In this section
The Contaminated Sites program of Environment and Natural Resources (ENR) is responsible for carrying out the assessment and remediation of abandoned contaminated sites that fall under the responsibility of the Government of the Northwest Territories (GNWT).
During negotiations to finalize the NWT Land and Resources Devolution Agreement, the GNWT and Canada decided which government would be responsible for various contaminated sites in the Northwest Territories (NWT). A number of sites were transferred to the GNWT, while others remained under federal jurisdiction.
The Devolution Agreement sets out five categories of contaminated sites in the NWT:
Released sites are sites that were transferred to the GNWT through Devolution on April 1, 2014 and are now the responsibility of the GNWT.
Remediated sites are sites that were transferred through Devolution to the GNWT on April 1, 2014 and are now the responsibility of the GNWT, with warranties from Canada in place.
Excepted waste sites are sites on GNWT land that were identified for additional negotiations between Canada and the GNWT. Financial liabilities for these sites were not transferred to the GNWT. These sites include Ptarmigan Mine, Tin Mine, Tom Mine, Crestaurum Mine, Rodstrom Mine and Burwash Mine.
Sites requiring remediation are sites on Canada’s land that will not be transferred to the GNWT until remediated by Canada and the GNWT agrees to accept the sites.
Operating sites are sites on GNWT land, however there is the possibility to transfer the liability back to Canada if the operator no longer exists and there is environmental liability associated with the site.
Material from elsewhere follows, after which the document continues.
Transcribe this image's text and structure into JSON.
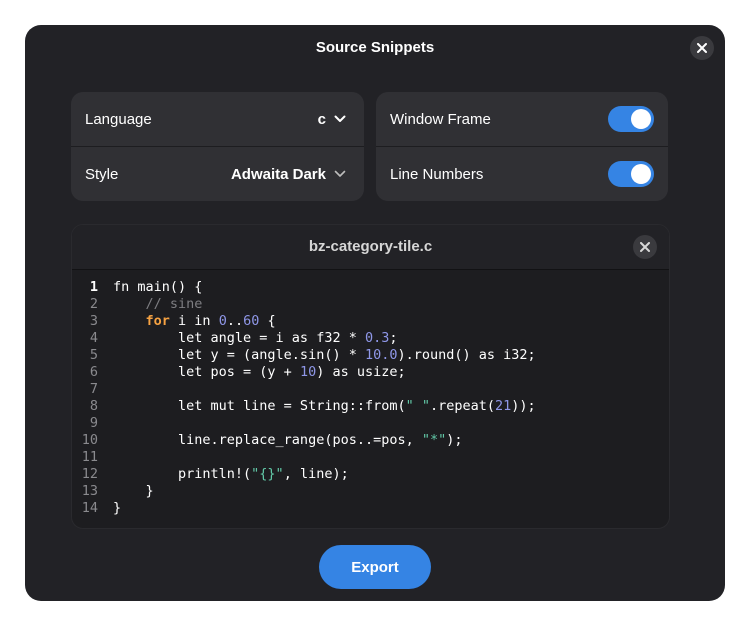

If liabilities are identified with abandoned Operating Sites, the GNWT may open negotiations by March 31, 2019 with Canada on the assignment of the liability and the remediation of the site.
In addition to these Devolution Agreement sites, GNWT departments have their own contaminated sites related to activities that were carried out on GNWT lands prior to Devolution.
There is an internal process by which GNWT-owned contaminated sites are assessed and remediated. This process is based on regulations established by the GNWT and regulatory boards.
- Identification of a contaminated site – Once contamination is discovered, the owner or individual in charge of the property is required to file a spill report to the 24-Hour Spill Report Line. Federal and territorial government departments and the Inuvialuit Land Administration (ILA) are notified and a lead agency is assigned jurisdiction over the remediation.
- Phase I Environmental Site Assessment – The owner hires a contractor to conduct a Phase I Environmental Site Assessment (ESA) to identify actual and potential site contamination. Results are then submitted to the lead agency for approval and/or comment.
- Phase II Environmental Site Assessment – The owner hires a contractor to conduct a Phase II ESA to confirm the presence of contaminants at the site, including identification and delineation of substances of concern. Results are submitted to the lead agency.
- Identify remediation criteria – The owner works with community, territorial and and/or federal governments to determine suitable land use options for the area and to develop appropriate remediation criteria. Possible land uses include agricultural, residential/parkland, commercial and industrial.
- Develop Remedial Action Plan – The owner reviews the remediation criteria for the site and prepares a RAP for the site. These plans require lead agency approval before remediation can take place.
- Implement Remedial Action Plan – The owner proceeds with carrying out the remediation activities identified in the RAP and submits regular monitoring reports to the lead agency. The owner must identify if activities deviate from the plan.
- Develop closure report – Once the requirements of the RAP are met, the owner must submit a closure report to the lead agency. If accepted, a letter will be issued advising that no further remediation is required.
The GNWT decides which contaminated sites to prioritize based on levels of risk to people, property and the environment.
The risk of each contaminated site is reviewed annually, taking the following criteria into account for each site:
- Human health and safety
- Financial and legal obligations
- Impacts on the environment
- Concerns of Indigenous peoples, northern residents and stakeholders
Consequences for each criteria are identified, and the severity and likelihood of these consequences are determined. This analysis establishes the risk level for a site.
Sites ranked high and medium risk are priority to action for the responsible GNWT department. Action on high risk sites should occur as soon as possible. Action on medium risk sites should occur within 2 to 3 years.